Heartworm Disease In Dogs and Cats

You may also like...

22 Responses

  1. raisingdaisy says:

    Wow, that’s really scary. I remember reading about heartworm when I got my first dog years ago, and it grossed me out so much that I’ve never forgotten to give any of our dogs their meds through the years. I doubt if there’s anyone living anywhere who doesn’t have to worry about mosquitoes during some portion of the year.

  2. That’s great that you are making sure that your dogs get a heartworm preventative every month, RaisingDaisy!

  3. It makes me crazy when people don’t give heartworm preventative to their pets. Living in Louisiana a.k.a. Mosquito Central, it is imperative that dogs and cats are guarded against heartworms. Most dogs have to be treated when they are brought into our local humane society. It is can be expensive, but to not treat them can cost much more, including their life.

  4. Thanks for sharing, M.K.!

  5. chasingdogtales says:

    The dog vs. cat comparison is interesting. I think I’ve heard that there’s a chance that dogs can still contract heartworms, even if they’re on a monthly preventative. If that’s true, how often or likely would that happen? I’ve always been curious why annual heartworm testing is needed if you give the monthly preventative.

  6. Thanks for your question, ChasingDogTales. Annual heartworm testing is recommended even if you are giving a monthly heartworm preventative because, although heartworm preventatives are very effective, no medication is 100% effective and there is still a chance that pets can become infected. In addition, missing a dose of a monthly preventative or giving it late can result in your pet becoming susceptible to heartworm infection. Even if you faithfully give the heartworm preventative every month as recommended, your pet may spit out or vomit an oral heartworm preventative resulting in one or more missed doses.

  7. Val Silver says:

    Important information here about heartworm. I like the charts – makes it easy to read and learn about heartworm in dogs and cats. Now, the photo – it amazes me that those worms could be that big inside a heart. Gross.

  8. I agree that seeing live heartworms in a dead dog’s heart is gross, Val. I watched a video of live heartworms moving around in a dead dog’s heart and that was even more disgusting. However, seeing what heartworms look like is an important part of learning about heartworm disease.

  9. Very informative. Do you mind if I share this with my Chihuahua group/followers? We are South Suburban Chihuahua. WOOF!

  10. Thanks, Piranha Banana. You are welcome to share a link to my post about Heartworm Disease with your Chihuahua group.
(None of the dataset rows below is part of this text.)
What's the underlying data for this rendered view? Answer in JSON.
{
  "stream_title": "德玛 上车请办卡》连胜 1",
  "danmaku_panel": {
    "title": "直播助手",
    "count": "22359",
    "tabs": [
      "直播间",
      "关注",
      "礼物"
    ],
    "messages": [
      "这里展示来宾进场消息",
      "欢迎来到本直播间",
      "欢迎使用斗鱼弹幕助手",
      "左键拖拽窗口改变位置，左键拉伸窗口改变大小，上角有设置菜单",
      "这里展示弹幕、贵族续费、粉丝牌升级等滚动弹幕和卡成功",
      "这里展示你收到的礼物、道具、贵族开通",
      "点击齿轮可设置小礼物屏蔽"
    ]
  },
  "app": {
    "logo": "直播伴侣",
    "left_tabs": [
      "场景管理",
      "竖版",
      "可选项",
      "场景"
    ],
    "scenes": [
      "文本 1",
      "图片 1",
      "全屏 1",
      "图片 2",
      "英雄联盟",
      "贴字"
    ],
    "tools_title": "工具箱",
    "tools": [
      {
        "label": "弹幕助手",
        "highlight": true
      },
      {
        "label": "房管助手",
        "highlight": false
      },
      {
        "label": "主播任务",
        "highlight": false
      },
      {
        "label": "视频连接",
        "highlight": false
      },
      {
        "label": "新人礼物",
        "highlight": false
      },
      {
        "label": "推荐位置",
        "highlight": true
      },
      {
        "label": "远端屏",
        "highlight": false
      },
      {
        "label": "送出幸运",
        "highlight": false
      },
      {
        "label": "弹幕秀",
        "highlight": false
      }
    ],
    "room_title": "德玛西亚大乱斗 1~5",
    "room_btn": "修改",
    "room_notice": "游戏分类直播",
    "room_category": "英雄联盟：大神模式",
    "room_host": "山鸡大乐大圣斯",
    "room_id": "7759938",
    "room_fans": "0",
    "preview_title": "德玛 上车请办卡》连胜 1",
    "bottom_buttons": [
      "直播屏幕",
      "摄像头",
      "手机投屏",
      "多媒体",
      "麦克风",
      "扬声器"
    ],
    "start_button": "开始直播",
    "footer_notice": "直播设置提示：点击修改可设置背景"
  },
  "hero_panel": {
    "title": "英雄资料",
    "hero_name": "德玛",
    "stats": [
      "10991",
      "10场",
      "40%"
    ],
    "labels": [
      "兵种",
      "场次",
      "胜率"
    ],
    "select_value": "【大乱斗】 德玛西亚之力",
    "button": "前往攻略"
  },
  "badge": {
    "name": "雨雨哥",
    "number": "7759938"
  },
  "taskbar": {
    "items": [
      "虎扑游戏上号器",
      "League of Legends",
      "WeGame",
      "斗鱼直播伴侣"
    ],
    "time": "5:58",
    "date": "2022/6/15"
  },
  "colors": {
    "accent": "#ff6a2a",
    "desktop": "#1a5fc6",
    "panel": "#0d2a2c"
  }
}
I would love to have them visit my blog.

  11. Great article and very informative!! Question, is there an oral one that repels mosquitos, fleas and ticks. I’ve been using BioSpot with great results for years but hate the greasy mess of it.

  12. Thanks, Cathy! I am not aware of an oral product that kills heartworms, fleas, ticks, and mosquitos. Trifexis and Sentinel are given orally and are both are labeled to kill heartworms and fleas. Nexgard is an oral product that protects against fleas and ticks.

  13. travelanimaldr says:

    Great table on different heartworm preventatives. Thanks for another great article.

  14. Thanks, TravelAnimalDr!

  15. So scary, great post!

  16. Thanks, Talent Hounds!

  17. This is such a no brainer to me! I can’t imagine not giving Harley or Jax everything they need to protect themselves. It’s so cruel. Great post Rachele, will definitely share this one. The table was excellent also.

  18. Thanks, Groovy Goldendoodles!

  19. Thank you for this great post on such a deadly disease. My gang is on year round protection.

  20. That’s great to hear, Sand Spring Chesapeakes!

  21. Are you aware of heartworm incidence maps for other parts of the world? We’ll be sailing in the Caribbean with our golden and I wonder how much more we might need to worry about heartworm there.

  22. Hi SomethingWagging. I am not aware of heartworm incidence maps for other parts of the world. The heartworm incidence maps referred to in my post are generated from heartworm tests performed by a large diagnostics laboratory in the United States. I would recommend that you check with diagnostic laboratories or local veterinary medical associations in the countries nearest to where you will be sailing in the Caribbean for information about the incidence of heartworm disease in their countries.